Copy each line of the entries below that contains the string "protection".

[Records drawn from a dataset]
# # # # #

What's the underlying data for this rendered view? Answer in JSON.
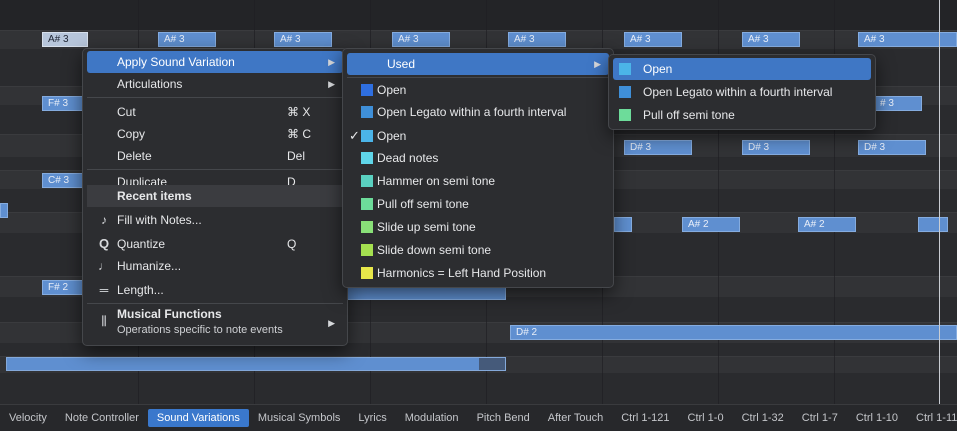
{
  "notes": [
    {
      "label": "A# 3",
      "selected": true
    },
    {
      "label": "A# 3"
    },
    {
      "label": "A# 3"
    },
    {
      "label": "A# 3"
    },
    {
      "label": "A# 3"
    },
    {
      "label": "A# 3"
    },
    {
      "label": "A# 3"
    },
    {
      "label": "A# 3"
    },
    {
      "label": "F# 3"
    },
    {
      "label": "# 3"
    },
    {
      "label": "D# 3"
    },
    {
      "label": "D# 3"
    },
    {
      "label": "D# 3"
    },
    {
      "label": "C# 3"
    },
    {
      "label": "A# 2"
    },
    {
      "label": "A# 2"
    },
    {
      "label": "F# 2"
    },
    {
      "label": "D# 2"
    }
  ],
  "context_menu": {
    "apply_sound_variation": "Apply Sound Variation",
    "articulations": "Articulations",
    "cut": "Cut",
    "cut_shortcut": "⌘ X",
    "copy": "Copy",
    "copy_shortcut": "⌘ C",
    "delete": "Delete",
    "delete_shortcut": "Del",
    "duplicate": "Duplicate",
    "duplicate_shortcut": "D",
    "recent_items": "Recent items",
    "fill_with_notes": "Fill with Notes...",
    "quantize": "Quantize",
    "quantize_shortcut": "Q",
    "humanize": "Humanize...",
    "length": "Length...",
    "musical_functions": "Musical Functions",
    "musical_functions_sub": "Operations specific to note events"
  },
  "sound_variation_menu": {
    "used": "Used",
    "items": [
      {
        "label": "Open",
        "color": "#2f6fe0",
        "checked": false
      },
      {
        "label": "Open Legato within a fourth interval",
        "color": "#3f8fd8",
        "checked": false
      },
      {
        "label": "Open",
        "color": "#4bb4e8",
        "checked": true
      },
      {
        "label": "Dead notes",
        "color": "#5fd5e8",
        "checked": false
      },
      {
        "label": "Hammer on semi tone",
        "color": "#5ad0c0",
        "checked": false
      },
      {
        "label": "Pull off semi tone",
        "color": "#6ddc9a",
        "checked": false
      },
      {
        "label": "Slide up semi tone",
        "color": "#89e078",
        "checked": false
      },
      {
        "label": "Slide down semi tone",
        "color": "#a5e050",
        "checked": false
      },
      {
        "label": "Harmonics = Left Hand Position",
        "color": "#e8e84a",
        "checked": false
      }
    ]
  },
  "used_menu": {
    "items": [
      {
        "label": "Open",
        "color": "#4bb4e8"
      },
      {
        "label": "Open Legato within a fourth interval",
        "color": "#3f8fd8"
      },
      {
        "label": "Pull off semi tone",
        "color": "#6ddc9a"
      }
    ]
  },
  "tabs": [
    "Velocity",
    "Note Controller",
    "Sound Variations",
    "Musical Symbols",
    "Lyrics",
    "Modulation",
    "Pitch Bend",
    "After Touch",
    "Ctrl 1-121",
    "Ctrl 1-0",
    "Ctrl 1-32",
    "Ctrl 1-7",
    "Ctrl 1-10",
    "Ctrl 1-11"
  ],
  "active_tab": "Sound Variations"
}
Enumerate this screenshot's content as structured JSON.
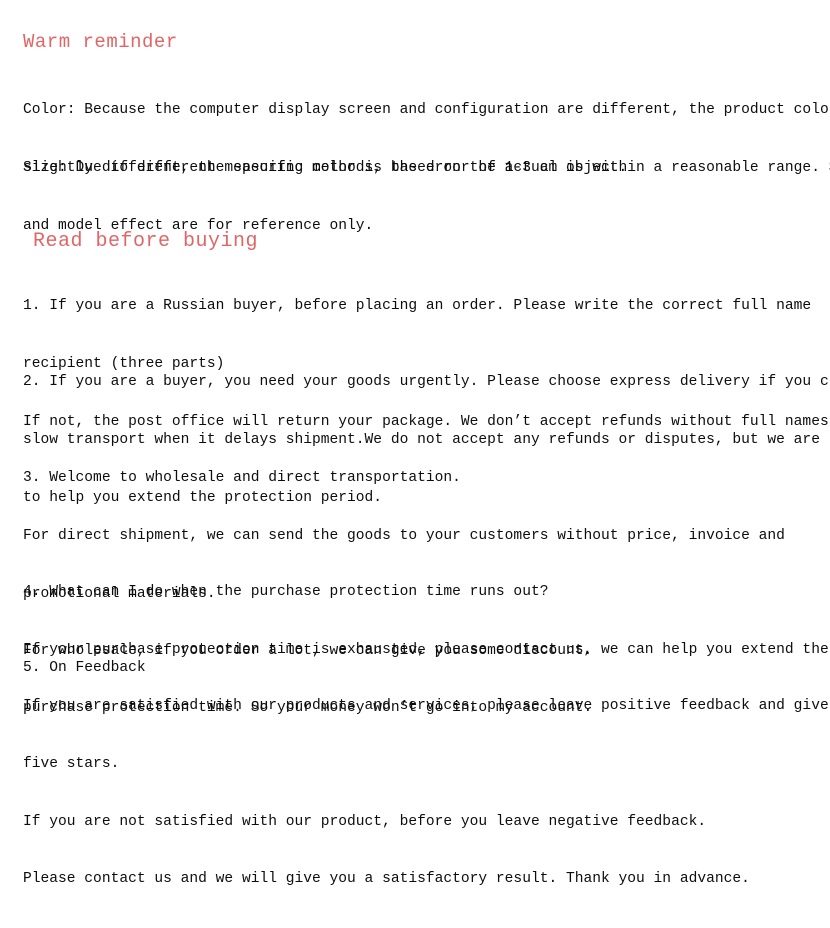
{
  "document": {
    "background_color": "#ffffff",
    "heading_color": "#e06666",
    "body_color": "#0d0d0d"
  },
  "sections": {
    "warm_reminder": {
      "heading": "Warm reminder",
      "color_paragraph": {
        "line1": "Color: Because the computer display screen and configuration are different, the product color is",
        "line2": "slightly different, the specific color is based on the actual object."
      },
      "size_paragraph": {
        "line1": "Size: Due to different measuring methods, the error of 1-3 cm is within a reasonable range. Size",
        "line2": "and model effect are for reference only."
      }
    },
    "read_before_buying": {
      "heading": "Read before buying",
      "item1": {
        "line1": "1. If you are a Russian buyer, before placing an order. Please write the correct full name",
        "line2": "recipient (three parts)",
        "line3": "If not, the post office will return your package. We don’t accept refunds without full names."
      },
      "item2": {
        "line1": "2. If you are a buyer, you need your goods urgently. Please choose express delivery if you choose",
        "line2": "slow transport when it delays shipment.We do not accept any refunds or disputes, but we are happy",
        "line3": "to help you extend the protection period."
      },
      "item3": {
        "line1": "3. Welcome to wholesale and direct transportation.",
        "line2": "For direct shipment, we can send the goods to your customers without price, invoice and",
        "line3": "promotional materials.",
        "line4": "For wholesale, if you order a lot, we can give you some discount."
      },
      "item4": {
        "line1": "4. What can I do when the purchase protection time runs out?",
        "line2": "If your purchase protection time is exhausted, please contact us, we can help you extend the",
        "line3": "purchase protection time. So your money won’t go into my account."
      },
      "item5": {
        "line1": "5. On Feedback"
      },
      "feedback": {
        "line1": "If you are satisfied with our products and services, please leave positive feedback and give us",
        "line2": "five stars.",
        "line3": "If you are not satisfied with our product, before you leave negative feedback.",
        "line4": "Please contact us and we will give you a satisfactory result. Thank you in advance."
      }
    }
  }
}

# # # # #

▸ **Result below**
        "line3": "to help you extend the protection period."
        "line1": "4. What can I do when the purchase protection time runs out?",
        "line2": "If your purchase protection time is exhausted, please contact us, we can help you extend the",
        "line3": "purchase protection time. So your money won’t go into my account."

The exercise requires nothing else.